The Last Look…
Posted by Colin Lambert. Last updated: August 15, 2023
Naturally, I am going to take advantage of the recently-published BIS paper on HFTs in dark pools to give the equity market structure a kicking, but there is a more serious aspect to this column – namely, how self-regulation and responsible management at certain firms often leads to better outcomes for the market as a whole.
The paper, published last week, finds that HFTs provide very little (if any) passive liquidity in dark pools studied by the authors. These pools were in equities markets, which makes sense because there are simply more of them in that space.
I have long been a fan of dark pools, but what this study highlighted was how the imposition of regulation, especially around providing an equal ground for everyone to play on, has actually done nothing of the sort. In my view, dark pools only work if they are built around a sensible mechanism that rewards genuine risk transfer.
To the best of my knowledge, those few dark pools that are effective in FX have this benefit, largely because they only allow certain types of market participants to play. This is seen in some quarters as being restrictive on competition, but the reality is, all a venue needs to do is say anyone is welcome, as long as they fulfil these guidelines. Stick a decent amount on as a minimum, have a certain amount of resting orders as a percentage of trades and, importantly, don’t allow people to “ping” it.
The BIS paper highlights the benefits of a speed bump – something the FX market could have told equities about a long while ago – but interestingly it doesn’t go into randomisation, which is another technique the FX industry has deployed.
Whether you agree with these mechanisms or not, the facts are that FX is generally not seen to have a problem with HFTs, while equities quite obviously has. You don’t see FX firms building microwave towers for example.
I understand this is all a bit “turkeys voting for Christmas”, but another factor in this is the dark pool operators’ dash for cash. A very simple solution to a problem of people using stale reference prices in a dark pool is don’t let those firms in. Who though, is going to take that step when the firms concerned boost the pool’s numbers, both in trades, volumes and revenues?
Some people talk about the liquidity HFTs add to the market – well the BIS study would appear to refute that argument quite comprehensively
I still feel that dark pools should be primarily used for players with sizeable risk to offload at least part of it. Market impact and information leakage are becoming bigger issues in FX markets – they have been a factor in the über-transparent equities markets for years – and as such dark venues should play a larger role in the years to come. Again though, there have to be sensible targets in terms of types of user and the business they normally conduct. Internalisation will take certain players so far, but the exhaust flow will always be a challenge –dark pools can at least dilute the problem.
Those who are against dark pools have one very reasonable argument of course – and this is a point raised by the BIS paper – how to ensure accurate and timely reference prices? The fact of the matter is, internalisation has hurt the primary ECNs in particular over the past decade, and any venue using reference prices subject to last look are just asking to be gamed. So where does the pricing come from? Especially if the primary volumes continue to decline (which is by no means guaranteed from their currently, historically low, levels)?

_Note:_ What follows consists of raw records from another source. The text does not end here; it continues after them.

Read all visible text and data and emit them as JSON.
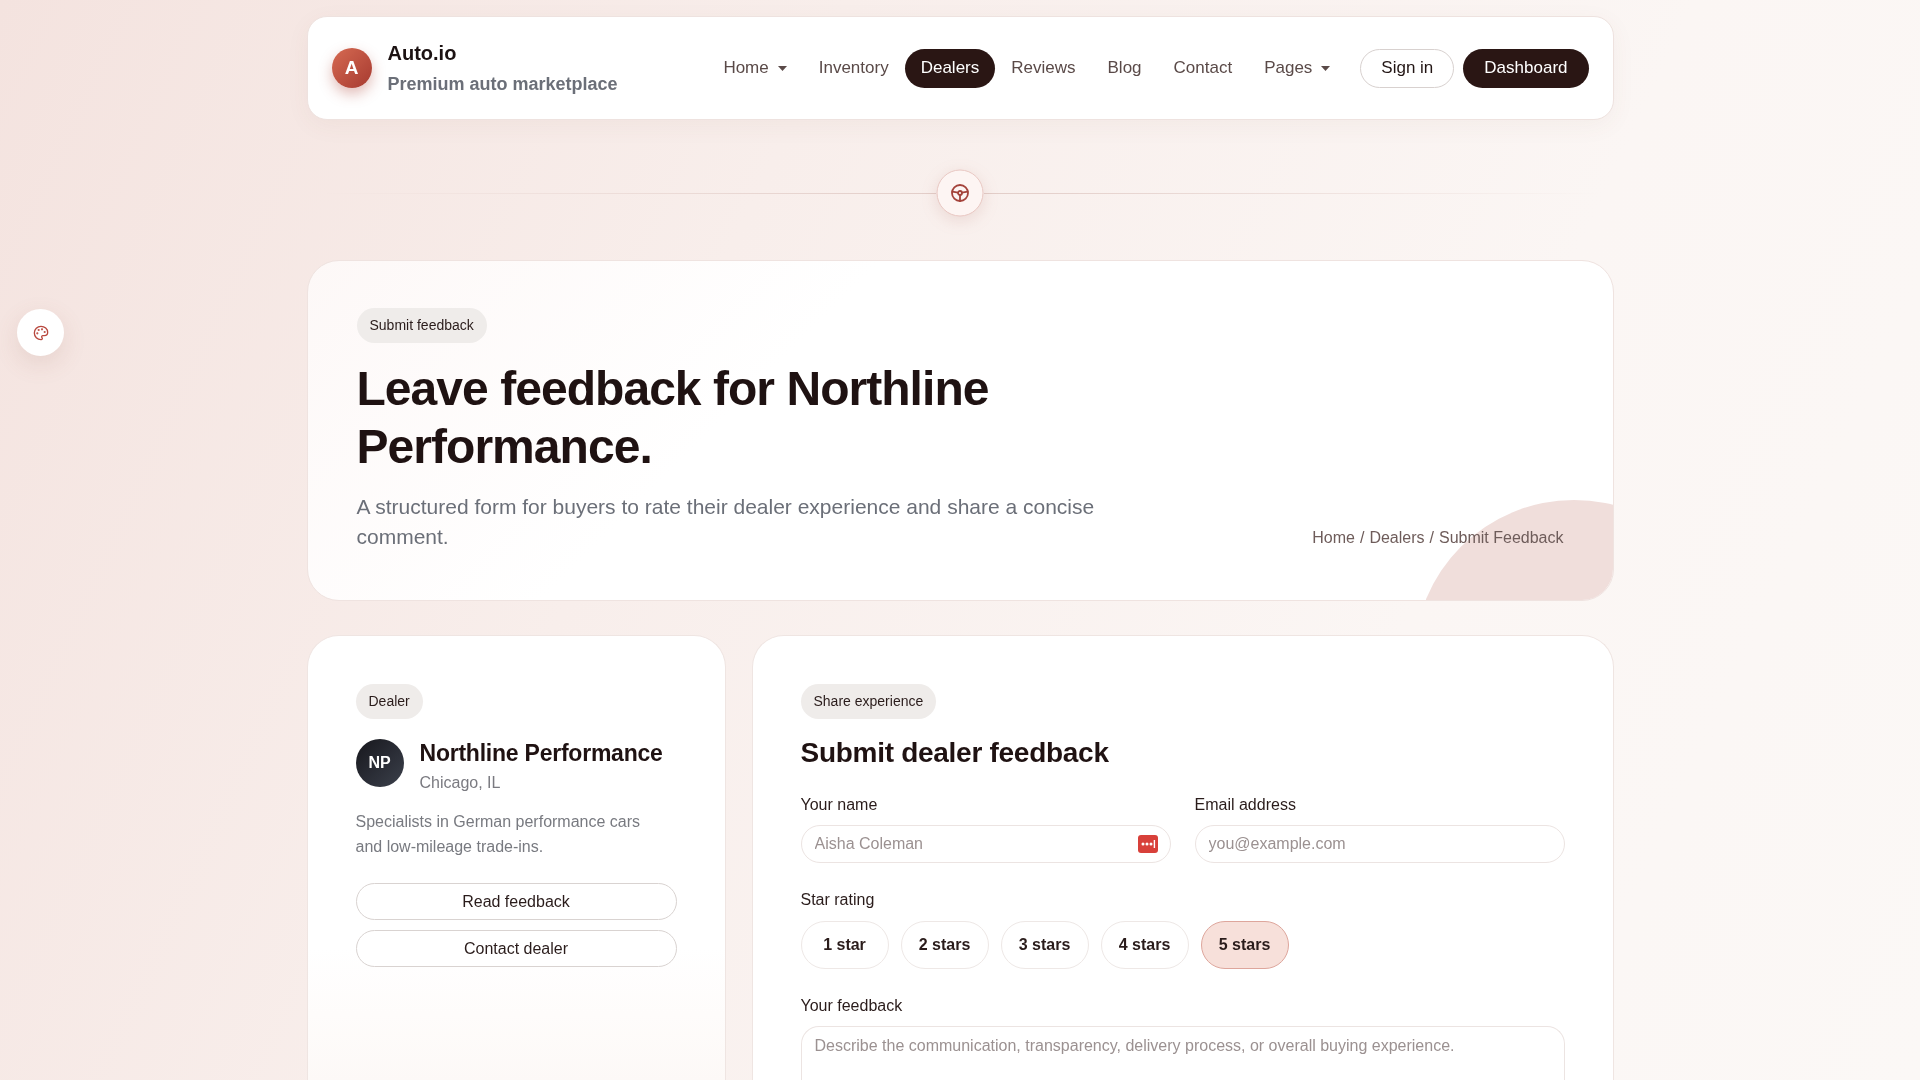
{
  "brand": {
    "logo_letter": "A",
    "name": "Auto.io",
    "tagline": "Premium auto marketplace"
  },
  "nav": [
    {
      "label": "Home",
      "dropdown": true,
      "selected": false
    },
    {
      "label": "Inventory",
      "dropdown": false,
      "selected": false
    },
    {
      "label": "Dealers",
      "dropdown": false,
      "selected": true
    },
    {
      "label": "Reviews",
      "dropdown": false,
      "selected": false
    },
    {
      "label": "Blog",
      "dropdown": false,
      "selected": false
    },
    {
      "label": "Contact",
      "dropdown": false,
      "selected": false
    },
    {
      "label": "Pages",
      "dropdown": true,
      "selected": false
    }
  ],
  "header_actions": [
    {
      "label": "Sign in",
      "kind": "outline"
    },
    {
      "label": "Dashboard",
      "kind": "solid"
    }
  ],
  "hero": {
    "badge": "Submit feedback",
    "title": "Leave feedback for Northline Performance.",
    "subtitle": "A structured form for buyers to rate their dealer experience and share a concise comment.",
    "breadcrumb": {
      "items": [
        "Home",
        "Dealers",
        "Submit Feedback"
      ],
      "separator": "/"
    }
  },
  "dealer": {
    "badge": "Dealer",
    "initials": "NP",
    "name": "Northline Performance",
    "location": "Chicago, IL",
    "description": "Specialists in German performance cars and low-mileage trade-ins.",
    "actions": [
      "Read feedback",
      "Contact dealer"
    ]
  },
  "form": {
    "badge": "Share experience",
    "title": "Submit dealer feedback",
    "fields": [
      {
        "label": "Your name",
        "placeholder": "Aisha Coleman",
        "autofill_icon": true
      },
      {
        "label": "Email address",
        "placeholder": "you@example.com"
      }
    ],
    "rating": {
      "label": "Star rating",
      "options": [
        {
          "label": "1 star",
          "selected": false
        },
        {
          "label": "2 stars",
          "selected": false
        },
        {
          "label": "3 stars",
          "selected": false
        },
        {
          "label": "4 stars",
          "selected": false
        },
        {
          "label": "5 stars",
          "selected": true
        }
      ]
    },
    "feedback": {
      "label": "Your feedback",
      "placeholder": "Describe the communication, transparency, delivery process, or overall buying experience."
    }
  }
}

Perhaps one answer is to randomise the market data being used? For example, source reference data from a number of venues, preferably no-last look platforms, and then randomise where the mid-rates are sourced? This way, firms seeking to jump on a stale reference rate (if speed bumps are not in play), will have more uncertainty and commensurately less confidence, in their strategy.
It is hard to see HFTs as anything other than toxic – although it needs to be stressed there is a big difference between an HFT and firm with quick technology, it’s all about how you use it – and therefore markets need to be protected from the predatory approach. People talk about the liquidity these firms add to the market – well the BIS study would appear to refute that argument quite comprehensively.
A dark pool is a good idea in FX markets – especially if it is backed up by market data from a wider (and randomised) source of venues. This is an idea that works, and as such the BIS paper should be viewed for what it effectively is – more evidence that it is the equity market structure that needs to change dramatically, rather than the FX.